▶ _PROBLEM STATEMENT_
Look for the string "JSON" in the listing. Copy each line that has it.
★ ★ ★ ★ ★
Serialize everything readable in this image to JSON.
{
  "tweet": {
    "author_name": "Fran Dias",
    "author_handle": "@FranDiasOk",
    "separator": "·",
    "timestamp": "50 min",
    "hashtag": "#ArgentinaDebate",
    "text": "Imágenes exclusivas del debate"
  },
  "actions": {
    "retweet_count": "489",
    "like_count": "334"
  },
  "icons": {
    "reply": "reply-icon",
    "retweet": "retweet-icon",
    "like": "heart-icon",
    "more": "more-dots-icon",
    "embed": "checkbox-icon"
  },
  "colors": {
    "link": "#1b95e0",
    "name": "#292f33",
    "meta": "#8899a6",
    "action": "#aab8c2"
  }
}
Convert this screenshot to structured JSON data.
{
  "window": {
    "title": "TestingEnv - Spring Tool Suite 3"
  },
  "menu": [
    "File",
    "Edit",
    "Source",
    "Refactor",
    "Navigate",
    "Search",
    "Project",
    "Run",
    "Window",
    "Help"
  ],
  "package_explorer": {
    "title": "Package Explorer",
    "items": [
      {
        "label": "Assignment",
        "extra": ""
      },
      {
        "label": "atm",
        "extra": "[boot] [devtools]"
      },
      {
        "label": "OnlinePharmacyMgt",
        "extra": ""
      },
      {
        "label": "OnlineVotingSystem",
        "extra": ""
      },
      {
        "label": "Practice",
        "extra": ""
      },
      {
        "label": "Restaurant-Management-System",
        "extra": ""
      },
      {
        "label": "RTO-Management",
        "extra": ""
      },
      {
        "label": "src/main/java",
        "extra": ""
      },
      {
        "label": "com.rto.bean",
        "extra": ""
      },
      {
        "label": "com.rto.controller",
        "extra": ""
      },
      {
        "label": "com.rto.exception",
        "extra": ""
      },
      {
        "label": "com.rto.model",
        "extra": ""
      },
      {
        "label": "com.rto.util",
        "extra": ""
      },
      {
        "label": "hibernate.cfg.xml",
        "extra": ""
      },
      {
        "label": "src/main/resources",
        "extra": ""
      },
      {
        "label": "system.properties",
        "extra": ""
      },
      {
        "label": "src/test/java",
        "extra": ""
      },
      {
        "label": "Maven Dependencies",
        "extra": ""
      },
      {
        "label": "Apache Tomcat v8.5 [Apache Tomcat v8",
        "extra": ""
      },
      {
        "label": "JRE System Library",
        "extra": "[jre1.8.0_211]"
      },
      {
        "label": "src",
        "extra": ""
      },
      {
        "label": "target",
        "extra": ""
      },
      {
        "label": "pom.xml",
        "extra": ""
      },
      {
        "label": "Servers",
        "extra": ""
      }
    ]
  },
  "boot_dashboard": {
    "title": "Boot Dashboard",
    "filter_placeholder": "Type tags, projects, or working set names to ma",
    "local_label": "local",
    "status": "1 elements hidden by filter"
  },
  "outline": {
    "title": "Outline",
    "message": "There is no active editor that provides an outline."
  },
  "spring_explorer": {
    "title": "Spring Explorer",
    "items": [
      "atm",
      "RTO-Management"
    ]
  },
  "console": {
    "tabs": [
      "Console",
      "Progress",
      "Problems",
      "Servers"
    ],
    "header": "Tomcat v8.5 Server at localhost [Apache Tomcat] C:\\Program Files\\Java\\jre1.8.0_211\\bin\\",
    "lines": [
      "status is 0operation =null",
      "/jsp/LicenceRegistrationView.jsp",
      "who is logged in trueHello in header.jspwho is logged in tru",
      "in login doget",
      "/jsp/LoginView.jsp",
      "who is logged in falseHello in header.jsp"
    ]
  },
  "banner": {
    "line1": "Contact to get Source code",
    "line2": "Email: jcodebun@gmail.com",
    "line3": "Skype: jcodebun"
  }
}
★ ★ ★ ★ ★
▶ _EXERCISE ANSWER_
Serialize everything readable in this image to JSON.
Convert this screenshot to structured JSON data.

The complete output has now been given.